In a previous interview, Lisa Tanen-La Fontaine of LL Global and LIMRA shared with us the impact smart UX can have on client retention and satisfaction. This week, Brian McArthur discusses the unexpected barriers preventing legacy financial services companies and long-time financial advisors from updating their web design.
Why FinServ Companies Aren’t Rushing to Fix Their UX
As anyone who’s ever tried to roll over their 401(k) or find a financial advisor online likely knows, financial services companies are not leading the way in attractive, compelling UX design. But as McArthur points out, the prevalence of lackluster web design in the financial services sector is rarely a result of inertia or resistance to innovation.
Financial services is a heavily regulated industry, and designing websites for advisors comes with unique compliance requirements relating to security, consumer protections, and ADA accessibility. According to McArthur, these requirements are why advisors hesitate to seek out creative, engaging marketing and innovative UX design. It’s not the complexities of compliance requirements themselves, but rather the impact of regulation on the industry’s overall attitude toward change.
“If you have a creative idea and come in and tell me about it, the answer is more likely than not ‘no,’” McArthur says. “That kind of attitude isn’t unique to any one firm. That’s created an environment where ideas that you and I might consider creative, helpful marketing just doesn’t get through.” Wary of costly compliance violations, industry leaders often adopt a “better safe than sorry” approach to UX design and opt for the “tried and true” rather than seek out new digital innovations.
Because their peers are slow to innovate, legacy financial services institutions generally do not feel the pressure to change. As long as their competitors are sticking with outdated UX and simple marketing, they’re free to do the same.
“If one of these big entities has a clunky method to roll over 401k assets into an IRA, it’s probably because they only have a handful of competitors,” McArthur explains. “And if those competitors aren’t improving their processes, there’s no incentive to do so.”
Digital Disruption Is a Game-Changer
Four years ago, fintech startups made up 5 percent of the market for personal loans. Now, they comprise an impressive 45 percent. Notably, leading fintech companies are diversifying from their initial offerings. Robinhood has branched out from trading to cash management, and Square has added e-commerce transaction software to its signature lineup of point-of-sale hardware.
More importantly, digital is changing expectations about consumer loyalty. According to McArthur, financial advisors have historically relied on high retention rates.

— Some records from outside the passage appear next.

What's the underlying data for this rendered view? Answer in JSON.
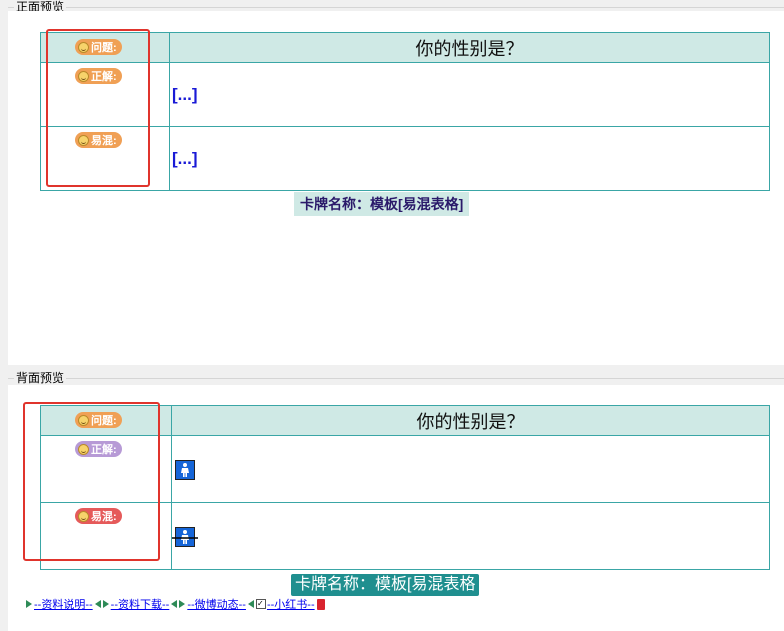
{
  "front": {
    "group_title": "正面预览",
    "question": "你的性别是？",
    "badge_question": "问题:",
    "badge_answer": "正解:",
    "badge_confuse": "易混:",
    "answer_text": "[...]",
    "confuse_text": "[...]",
    "card_name": "卡牌名称：模板[易混表格]"
  },
  "back": {
    "group_title": "背面预览",
    "question": "你的性别是？",
    "badge_question": "问题:",
    "badge_answer": "正解:",
    "badge_confuse": "易混:",
    "answer_icon": "female-restroom-icon",
    "confuse_icon": "female-restroom-strikethrough-icon",
    "card_name": "卡牌名称：模板[易混表格"
  },
  "footer_links": [
    {
      "label": "--资料说明--"
    },
    {
      "label": "--资料下载--"
    },
    {
      "label": "--微博动态--"
    },
    {
      "label": "--小红书--"
    }
  ],
  "colors": {
    "table_border": "#3aa6a6",
    "header_bg": "#cfe9e5",
    "badge_question": "#f0a055",
    "badge_answer_front": "#f0a055",
    "badge_answer_back": "#b79ad6",
    "badge_confuse_front": "#f0a055",
    "badge_confuse_back": "#e55a5a",
    "highlight_box": "#e0342c",
    "link": "#0000ee"
  }
}
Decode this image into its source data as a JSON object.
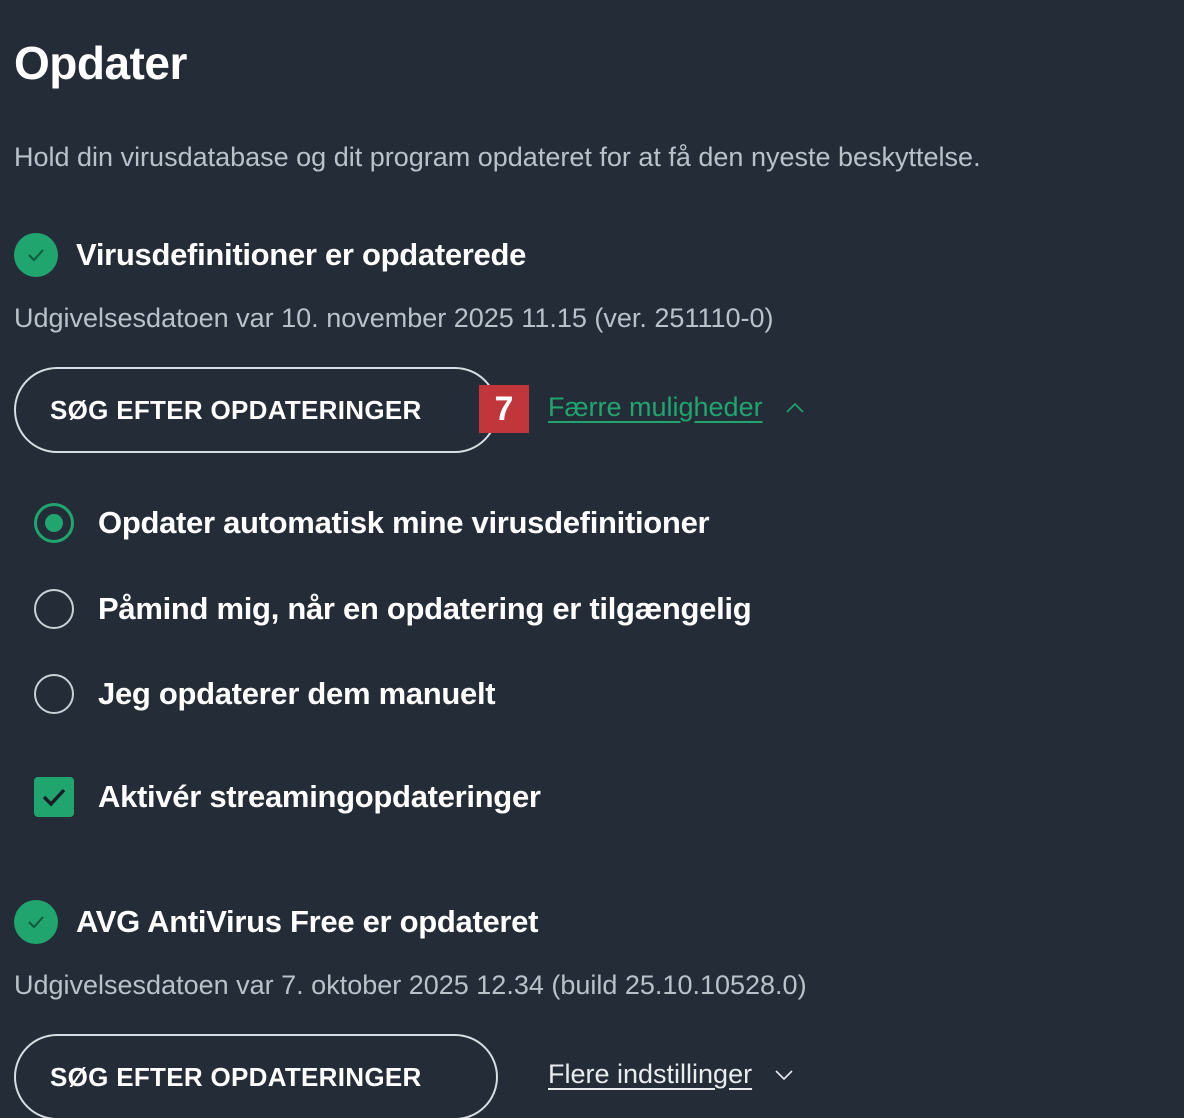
{
  "header": {
    "title": "Opdater",
    "subtitle": "Hold din virusdatabase og dit program opdateret for at få den nyeste beskyttelse."
  },
  "virus_definitions": {
    "status": "Virusdefinitioner er opdaterede",
    "release": "Udgivelsesdatoen var 10. november 2025 11.15 (ver. 251110-0)",
    "check_button": "SØG EFTER OPDATERINGER",
    "badge": "7",
    "toggle_link": "Færre muligheder",
    "options": [
      {
        "label": "Opdater automatisk mine virusdefinitioner",
        "selected": true
      },
      {
        "label": "Påmind mig, når en opdatering er tilgængelig",
        "selected": false
      },
      {
        "label": "Jeg opdaterer dem manuelt",
        "selected": false
      }
    ],
    "streaming": {
      "label": "Aktivér streamingopdateringer",
      "checked": true
    }
  },
  "program": {
    "status": "AVG AntiVirus Free er opdateret",
    "release": "Udgivelsesdatoen var 7. oktober 2025 12.34 (build 25.10.10528.0)",
    "check_button": "SØG EFTER OPDATERINGER",
    "toggle_link": "Flere indstillinger"
  },
  "colors": {
    "background": "#232c37",
    "accent": "#20a56f",
    "badge": "#c0363a"
  }
}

Clients in the past have stayed loyal — even when they are underserved — simply because it can be too much of a hassle to move assets from one firm to another.
But consumers in the financial services sector in general are becoming less loyal. According to a Bain & Company consumer survey, over 50 percent of younger respondents were willing to bank with technology company. As the demographic continues to shift in the coming years, web design will become more a crucial part of client retention in the very near future.
Technical Compliance Can Drive UX Innovation
Driving UX innovation in finserv relies on striking a balance between “the way things have been done” and “the way things should be done.” Fortunately, although compliance challenges can seem daunting, they also drive innovative design. The same elements that demonstrate compliance can also boost the credibility of your website and help you attract new clients.
Achieving technical compliance in areas such as ADA accessibility requires introducing user-friendly color contrast and sequence of information — the same elements that improve user experience and ensure that your financial institution also appears professional and trustworthy. In a changing industry, it’s never been more necessary to keep apace with evolving customer expectations — embracing technical compliance is a key part of communicating credibility as an institution.